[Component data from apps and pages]
•••••

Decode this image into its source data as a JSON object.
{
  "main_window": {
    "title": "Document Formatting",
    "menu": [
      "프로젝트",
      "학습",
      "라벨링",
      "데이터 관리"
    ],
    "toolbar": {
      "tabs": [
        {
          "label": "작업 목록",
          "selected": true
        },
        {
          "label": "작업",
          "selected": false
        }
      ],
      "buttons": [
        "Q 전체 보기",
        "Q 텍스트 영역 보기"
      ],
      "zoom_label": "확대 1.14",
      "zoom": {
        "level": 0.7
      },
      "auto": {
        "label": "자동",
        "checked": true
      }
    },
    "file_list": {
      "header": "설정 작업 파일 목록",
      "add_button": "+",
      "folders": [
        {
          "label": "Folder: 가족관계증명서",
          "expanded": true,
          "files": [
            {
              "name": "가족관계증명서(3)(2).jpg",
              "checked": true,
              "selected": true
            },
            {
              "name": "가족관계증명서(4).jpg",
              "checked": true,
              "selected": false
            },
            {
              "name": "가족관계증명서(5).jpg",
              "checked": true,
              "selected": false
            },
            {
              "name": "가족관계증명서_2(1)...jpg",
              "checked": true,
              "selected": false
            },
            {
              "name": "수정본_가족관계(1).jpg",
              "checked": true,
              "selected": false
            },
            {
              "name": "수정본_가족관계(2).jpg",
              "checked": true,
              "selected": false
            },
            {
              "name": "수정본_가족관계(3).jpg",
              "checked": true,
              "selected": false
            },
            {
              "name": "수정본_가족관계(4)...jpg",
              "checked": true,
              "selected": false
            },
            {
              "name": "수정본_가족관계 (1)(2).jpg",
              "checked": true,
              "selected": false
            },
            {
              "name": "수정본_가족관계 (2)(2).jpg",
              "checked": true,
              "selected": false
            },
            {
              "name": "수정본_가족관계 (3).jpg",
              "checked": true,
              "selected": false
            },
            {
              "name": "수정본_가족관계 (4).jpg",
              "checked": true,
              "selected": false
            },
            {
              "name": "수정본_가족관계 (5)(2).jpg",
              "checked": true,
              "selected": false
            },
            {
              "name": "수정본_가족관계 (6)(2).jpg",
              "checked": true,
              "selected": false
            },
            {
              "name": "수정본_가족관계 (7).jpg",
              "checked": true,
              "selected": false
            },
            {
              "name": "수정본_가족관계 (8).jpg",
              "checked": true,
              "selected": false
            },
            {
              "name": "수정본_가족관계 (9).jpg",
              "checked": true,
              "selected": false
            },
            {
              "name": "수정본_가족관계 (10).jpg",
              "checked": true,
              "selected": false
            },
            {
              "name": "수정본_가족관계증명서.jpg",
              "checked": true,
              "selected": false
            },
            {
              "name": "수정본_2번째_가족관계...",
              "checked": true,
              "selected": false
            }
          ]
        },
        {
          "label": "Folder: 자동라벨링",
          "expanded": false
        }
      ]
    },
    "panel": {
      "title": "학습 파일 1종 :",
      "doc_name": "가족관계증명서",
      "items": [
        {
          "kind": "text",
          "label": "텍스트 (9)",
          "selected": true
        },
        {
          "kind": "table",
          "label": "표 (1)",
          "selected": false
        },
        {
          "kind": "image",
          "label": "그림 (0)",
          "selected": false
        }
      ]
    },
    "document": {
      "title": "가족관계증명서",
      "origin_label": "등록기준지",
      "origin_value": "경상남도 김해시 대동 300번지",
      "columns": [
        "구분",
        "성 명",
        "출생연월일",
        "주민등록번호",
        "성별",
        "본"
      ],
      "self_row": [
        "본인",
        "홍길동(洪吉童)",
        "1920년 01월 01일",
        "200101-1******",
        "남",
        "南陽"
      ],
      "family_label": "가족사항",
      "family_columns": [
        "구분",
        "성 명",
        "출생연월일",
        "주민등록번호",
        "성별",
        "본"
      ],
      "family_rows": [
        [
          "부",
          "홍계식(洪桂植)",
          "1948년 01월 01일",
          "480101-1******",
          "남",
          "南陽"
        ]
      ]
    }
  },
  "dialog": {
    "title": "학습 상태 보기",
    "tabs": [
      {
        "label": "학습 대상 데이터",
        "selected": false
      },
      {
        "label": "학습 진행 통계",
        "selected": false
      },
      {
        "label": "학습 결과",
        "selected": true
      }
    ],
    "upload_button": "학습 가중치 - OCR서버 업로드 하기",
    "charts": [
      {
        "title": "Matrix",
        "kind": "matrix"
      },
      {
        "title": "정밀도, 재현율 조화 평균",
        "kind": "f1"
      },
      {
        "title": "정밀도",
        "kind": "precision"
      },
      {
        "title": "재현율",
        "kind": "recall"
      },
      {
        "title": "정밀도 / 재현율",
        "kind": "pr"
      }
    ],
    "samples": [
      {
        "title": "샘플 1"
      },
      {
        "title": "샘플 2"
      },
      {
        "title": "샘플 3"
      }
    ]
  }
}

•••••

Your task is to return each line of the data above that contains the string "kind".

- _Written response_
          "kind": "text",
          "kind": "table",
          "kind": "image",
        "kind": "matrix"
        "kind": "f1"
        "kind": "precision"
        "kind": "recall"
        "kind": "pr"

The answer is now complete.